Cryptocurrency Mining & Taxes
The IRS has ramped up its tax collection efforts regarding cryptocurrency gains in recent months. The IRS makes this fact very clear in public statement IR-2019-132. Those suspected on having profited from cryptocurrency will receive a letter notifying them about tax debt compliance. Depending on the situation of a given recipient, amended or delinquent returns may be necessary. Cryptocurrency holders also may need to obtain assistance from a qualified tax attorney. The recent tax enforcement by the IRS regarding cryptocurrency should also spur better tax planning. If you don’t have cryptocurrency tax debt now, but plan to acquire future cryptocurrency, plan now for future tax liabilities.

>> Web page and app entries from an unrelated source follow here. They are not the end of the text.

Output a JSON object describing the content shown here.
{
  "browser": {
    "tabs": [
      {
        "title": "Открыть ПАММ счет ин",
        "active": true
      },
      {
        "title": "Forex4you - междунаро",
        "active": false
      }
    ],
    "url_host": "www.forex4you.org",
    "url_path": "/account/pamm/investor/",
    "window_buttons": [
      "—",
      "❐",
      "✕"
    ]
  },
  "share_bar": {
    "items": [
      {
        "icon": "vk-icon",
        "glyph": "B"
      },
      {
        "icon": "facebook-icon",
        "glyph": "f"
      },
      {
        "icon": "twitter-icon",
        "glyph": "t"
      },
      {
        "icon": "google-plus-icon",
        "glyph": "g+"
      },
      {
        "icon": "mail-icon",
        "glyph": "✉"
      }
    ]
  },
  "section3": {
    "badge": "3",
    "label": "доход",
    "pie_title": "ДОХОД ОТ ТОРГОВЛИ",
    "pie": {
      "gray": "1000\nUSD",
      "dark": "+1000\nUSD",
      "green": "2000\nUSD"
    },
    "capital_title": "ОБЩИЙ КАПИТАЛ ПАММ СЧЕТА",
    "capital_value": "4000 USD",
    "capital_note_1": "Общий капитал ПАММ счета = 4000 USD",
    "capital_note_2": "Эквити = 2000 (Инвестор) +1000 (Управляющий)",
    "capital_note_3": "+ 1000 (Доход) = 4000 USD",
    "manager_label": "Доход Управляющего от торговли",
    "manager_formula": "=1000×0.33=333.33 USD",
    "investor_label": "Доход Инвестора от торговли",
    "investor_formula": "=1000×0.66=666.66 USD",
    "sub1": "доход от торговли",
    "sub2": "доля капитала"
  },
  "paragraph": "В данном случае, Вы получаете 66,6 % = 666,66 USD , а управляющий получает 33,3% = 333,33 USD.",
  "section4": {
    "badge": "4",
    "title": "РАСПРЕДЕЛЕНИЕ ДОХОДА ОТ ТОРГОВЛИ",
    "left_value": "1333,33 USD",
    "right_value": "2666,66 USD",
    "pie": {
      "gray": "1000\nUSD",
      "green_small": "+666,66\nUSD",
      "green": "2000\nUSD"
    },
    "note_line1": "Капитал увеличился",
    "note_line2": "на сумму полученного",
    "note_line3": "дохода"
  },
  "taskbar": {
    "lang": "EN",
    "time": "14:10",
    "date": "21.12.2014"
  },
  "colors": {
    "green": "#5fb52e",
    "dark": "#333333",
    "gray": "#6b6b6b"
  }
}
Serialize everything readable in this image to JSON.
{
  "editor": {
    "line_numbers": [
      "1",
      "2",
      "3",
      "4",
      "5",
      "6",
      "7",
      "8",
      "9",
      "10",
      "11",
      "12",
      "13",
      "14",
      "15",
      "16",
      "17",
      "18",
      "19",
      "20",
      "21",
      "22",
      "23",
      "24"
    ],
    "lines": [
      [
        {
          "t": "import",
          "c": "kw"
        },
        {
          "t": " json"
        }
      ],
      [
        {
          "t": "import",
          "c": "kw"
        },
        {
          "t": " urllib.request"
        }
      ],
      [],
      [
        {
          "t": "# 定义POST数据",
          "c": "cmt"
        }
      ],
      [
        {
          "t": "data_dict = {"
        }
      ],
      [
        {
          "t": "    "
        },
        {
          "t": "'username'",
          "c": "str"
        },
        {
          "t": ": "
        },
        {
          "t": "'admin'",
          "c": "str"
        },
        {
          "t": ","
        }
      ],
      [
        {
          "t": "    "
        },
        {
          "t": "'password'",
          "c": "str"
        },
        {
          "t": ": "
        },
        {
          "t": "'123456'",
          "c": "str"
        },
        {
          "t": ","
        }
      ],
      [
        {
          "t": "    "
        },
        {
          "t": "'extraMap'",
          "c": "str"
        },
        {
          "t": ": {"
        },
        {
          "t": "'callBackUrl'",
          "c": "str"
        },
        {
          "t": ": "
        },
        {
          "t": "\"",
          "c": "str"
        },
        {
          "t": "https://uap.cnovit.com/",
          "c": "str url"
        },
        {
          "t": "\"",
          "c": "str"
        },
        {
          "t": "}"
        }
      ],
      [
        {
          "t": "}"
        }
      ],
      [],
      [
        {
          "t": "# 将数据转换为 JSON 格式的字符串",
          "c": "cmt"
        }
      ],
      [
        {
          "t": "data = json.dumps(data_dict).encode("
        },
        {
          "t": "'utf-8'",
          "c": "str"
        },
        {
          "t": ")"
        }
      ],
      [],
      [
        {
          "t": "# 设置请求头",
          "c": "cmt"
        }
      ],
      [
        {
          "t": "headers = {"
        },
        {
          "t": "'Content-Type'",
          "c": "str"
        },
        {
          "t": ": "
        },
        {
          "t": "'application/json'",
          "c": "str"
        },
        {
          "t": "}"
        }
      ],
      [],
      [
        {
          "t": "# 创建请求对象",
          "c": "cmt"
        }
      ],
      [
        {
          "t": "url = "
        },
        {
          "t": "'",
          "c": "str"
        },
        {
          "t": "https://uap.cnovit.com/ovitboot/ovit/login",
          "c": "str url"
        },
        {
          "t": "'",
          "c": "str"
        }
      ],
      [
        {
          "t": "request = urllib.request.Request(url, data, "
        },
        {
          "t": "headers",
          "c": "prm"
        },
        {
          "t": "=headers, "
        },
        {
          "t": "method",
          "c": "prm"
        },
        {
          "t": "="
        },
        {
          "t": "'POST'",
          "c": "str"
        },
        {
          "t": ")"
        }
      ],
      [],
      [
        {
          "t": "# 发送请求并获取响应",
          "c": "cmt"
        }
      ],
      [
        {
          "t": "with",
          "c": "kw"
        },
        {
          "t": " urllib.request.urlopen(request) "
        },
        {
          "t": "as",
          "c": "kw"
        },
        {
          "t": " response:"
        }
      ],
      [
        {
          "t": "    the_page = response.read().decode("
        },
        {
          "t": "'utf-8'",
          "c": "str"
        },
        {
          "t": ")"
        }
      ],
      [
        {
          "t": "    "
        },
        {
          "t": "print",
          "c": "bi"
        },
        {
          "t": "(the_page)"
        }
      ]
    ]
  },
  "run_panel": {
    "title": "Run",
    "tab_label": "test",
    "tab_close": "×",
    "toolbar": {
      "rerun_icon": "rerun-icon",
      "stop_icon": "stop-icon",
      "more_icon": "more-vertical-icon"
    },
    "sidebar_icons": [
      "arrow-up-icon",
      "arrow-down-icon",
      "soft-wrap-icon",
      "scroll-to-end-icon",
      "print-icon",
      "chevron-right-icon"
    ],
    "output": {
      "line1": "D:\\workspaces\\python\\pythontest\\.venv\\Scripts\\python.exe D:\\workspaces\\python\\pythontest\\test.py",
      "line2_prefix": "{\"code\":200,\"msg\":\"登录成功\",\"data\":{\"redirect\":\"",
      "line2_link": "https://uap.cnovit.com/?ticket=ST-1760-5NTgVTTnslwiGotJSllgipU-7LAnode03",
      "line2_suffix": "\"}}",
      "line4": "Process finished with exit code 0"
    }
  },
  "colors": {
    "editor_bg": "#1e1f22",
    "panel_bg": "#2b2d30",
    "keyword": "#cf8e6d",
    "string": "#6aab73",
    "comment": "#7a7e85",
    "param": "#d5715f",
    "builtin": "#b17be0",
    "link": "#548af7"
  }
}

In this post, we will discuss tax advice for those who plan to “mine” for cryptocurrency. First, we will go over the basics of cryptocurrency mining for those who aren’t familiar with this concept. Then, we will explore how miners can best plan ahead for the tax liabilities incurred in their trade.
Basics of Cryptocurrency Mining Tax
The term “mining” was first introduced when bitcoin was first launched back in 2009. Mining refers to the use of computers to verify pending cryptocurrency transactions. After a pending transaction is verified through puzzle-solving, those transactions are logged on the public transaction ledger. This process of mining is the means by which more bitcoin is created. When a miner successfully verifies a pending transaction, the miner receives new bitcoins. Now, mining for bitcoin has become extraordinarily difficult because the computer power required for cryptographic verification has become so enormous. But, back when bitcoin was getting underway, it was very possible for a lone miner to obtain a substantial amount of bitcoin on his or her own. Today, a lone miner could still acquire bitcoin through mining, but that miner would need to have a huge amount of computer power at his or her disposal.
Whether you’ve mined for bitcoin (or other cryptocurrency) in the past or plan to do so in the future, you need to plan for the upcoming taxation.
Basic Guidance in Notice 2014-21
The main source you should consult is IRS Notice 2014-21. This document will assist you in tracking down the other materials you need to prepare for your tax bill. According to Notice 2014-21, bitcoin and other cryptocurrencies are “property” for tax purposes. This means that the same tax principles which apply to other, similar forms of intangible personal property (i.e. stocks, bonds, etc.) also apply to cryptocurrency. This makes preparing for taxes fairly straightforward for most tax liabilities involving cryptocurrency.
Prepare for Self-Employment Taxation
If you mine bitcoin or other cryptocurrency, you need to pay self-employment taxes. That is, unless you mine for a company as an employee. The self-employment tax will be placed on top of your federal income tax rate. Currently, the self-employment tax consists of 12.4% for Social Security and 2.9% for Medicare. Again, this is in addition to the federal income tax rate which applies to your level of income. This puts a miner in a rougher tax situation than someone who mines as an employee. If you mine as an employee, half the contribution will be paid by your employer. That lessens your financial obligation and puts more money in your pocket. But, if you do mine as a self-employed person, you need to take care of the tax by yourself.
Prepare for Standard Tax Payments and Reporting Requirements
If you’re a cryptocurrency miner, you also need to comply with standard tax payments and reporting requirements. It’s no different from requirements that apply to other self-employed individuals. This means that you’ll need to submit a standard tax return. That includes the income you’ve generated and a computation of your total tax liability. Along the way, you’ll need to submit estimated quarterly tax payments, which is standard for self-employed individuals. This means that you’ll need to send payments to the IRS on a regularly quarterly schedule. You can find the quarterly due dates by visiting the IRS website. Simply put, as a miner, you’ll be treated just like any other self-employed businessperson. Miners and cryptocurrency holders ofter prefer to think of themselves as “outside” the official system. Despite that self-perception, the IRS just doesn’t see things the same way.
Contact MC&C for Further Information Today
If you’re a cryptocurrency miner, or you’ve mined in the past, we recommend contacting a qualified tax attorney. Navigating through the complex rules which apply to cryptocurrency gains isn’t easy. At Mackay, Caswell & Callahan, P.C., we’re familiar with what’s been taking place in the virtual currency world and can help you sort out your situation. MC&C has kept up with the IRS’ attempts to bring order to the cryptocurrency world. We’ve written about the latest public statement (IR-2019-132) and Notice 2014-21 in the past. There’s no need to feel overwhelmed by all the activity going on with the IRS regarding bitcoin and other cryptocurrencies. Reach out to us today and we can give you the assistance you need. Contact one of our top New York City tax attorneys and we will respond immediately.
Image credit: BTC Keychain